Dataset records:
-- Opening Marker --

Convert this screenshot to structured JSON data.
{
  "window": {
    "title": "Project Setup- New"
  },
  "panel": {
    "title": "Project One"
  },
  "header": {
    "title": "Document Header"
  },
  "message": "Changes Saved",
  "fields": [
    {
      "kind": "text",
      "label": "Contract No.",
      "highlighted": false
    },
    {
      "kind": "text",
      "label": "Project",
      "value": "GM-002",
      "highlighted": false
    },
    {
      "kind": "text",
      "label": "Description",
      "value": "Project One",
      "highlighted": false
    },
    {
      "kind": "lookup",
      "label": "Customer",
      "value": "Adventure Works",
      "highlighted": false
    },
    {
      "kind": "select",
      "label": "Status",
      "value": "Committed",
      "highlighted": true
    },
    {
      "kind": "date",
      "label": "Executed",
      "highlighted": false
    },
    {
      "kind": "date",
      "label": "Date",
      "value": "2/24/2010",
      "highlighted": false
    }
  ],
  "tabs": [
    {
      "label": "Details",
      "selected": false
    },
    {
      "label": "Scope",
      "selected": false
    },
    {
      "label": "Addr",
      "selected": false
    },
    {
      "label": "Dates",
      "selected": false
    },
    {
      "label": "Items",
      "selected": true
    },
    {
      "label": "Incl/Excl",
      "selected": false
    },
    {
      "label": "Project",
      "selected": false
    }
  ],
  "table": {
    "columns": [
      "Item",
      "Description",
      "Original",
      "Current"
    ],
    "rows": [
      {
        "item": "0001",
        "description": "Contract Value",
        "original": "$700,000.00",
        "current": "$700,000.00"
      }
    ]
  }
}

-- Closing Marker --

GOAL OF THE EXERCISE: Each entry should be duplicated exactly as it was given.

OUTPUT FOR THIS TASK:
Convert this screenshot to structured JSON data.
{
  "window": {
    "title": "Project Setup- New"
  },
  "panel": {
    "title": "Project One"
  },
  "header": {
    "title": "Document Header"
  },
  "message": "Changes Saved",
  "fields": [
    {
      "kind": "text",
      "label": "Contract No.",
      "highlighted": false
    },
    {
      "kind": "text",
      "label": "Project",
      "value": "GM-002",
      "highlighted": false
    },
    {
      "kind": "text",
      "label": "Description",
      "value": "Project One",
      "highlighted": false
    },
    {
      "kind": "lookup",
      "label": "Customer",
      "value": "Adventure Works",
      "highlighted": false
    },
    {
      "kind": "select",
      "label": "Status",
      "value": "Committed",
      "highlighted": true
    },
    {
      "kind": "date",
      "label": "Executed",
      "highlighted": false
    },
    {
      "kind": "date",
      "label": "Date",
      "value": "2/24/2010",
      "highlighted": false
    }
  ],
  "tabs": [
    {
      "label": "Details",
      "selected": false
    },
    {
      "label": "Scope",
      "selected": false
    },
    {
      "label": "Addr",
      "selected": false
    },
    {
      "label": "Dates",
      "selected": false
    },
    {
      "label": "Items",
      "selected": true
    },
    {
      "label": "Incl/Excl",
      "selected": false
    },
    {
      "label": "Project",
      "selected": false
    }
  ],
  "table": {
    "columns": [
      "Item",
      "Description",
      "Original",
      "Current"
    ],
    "rows": [
      {
        "item": "0001",
        "description": "Contract Value",
        "original": "$700,000.00",
        "current": "$700,000.00"
      }
    ]
  }
}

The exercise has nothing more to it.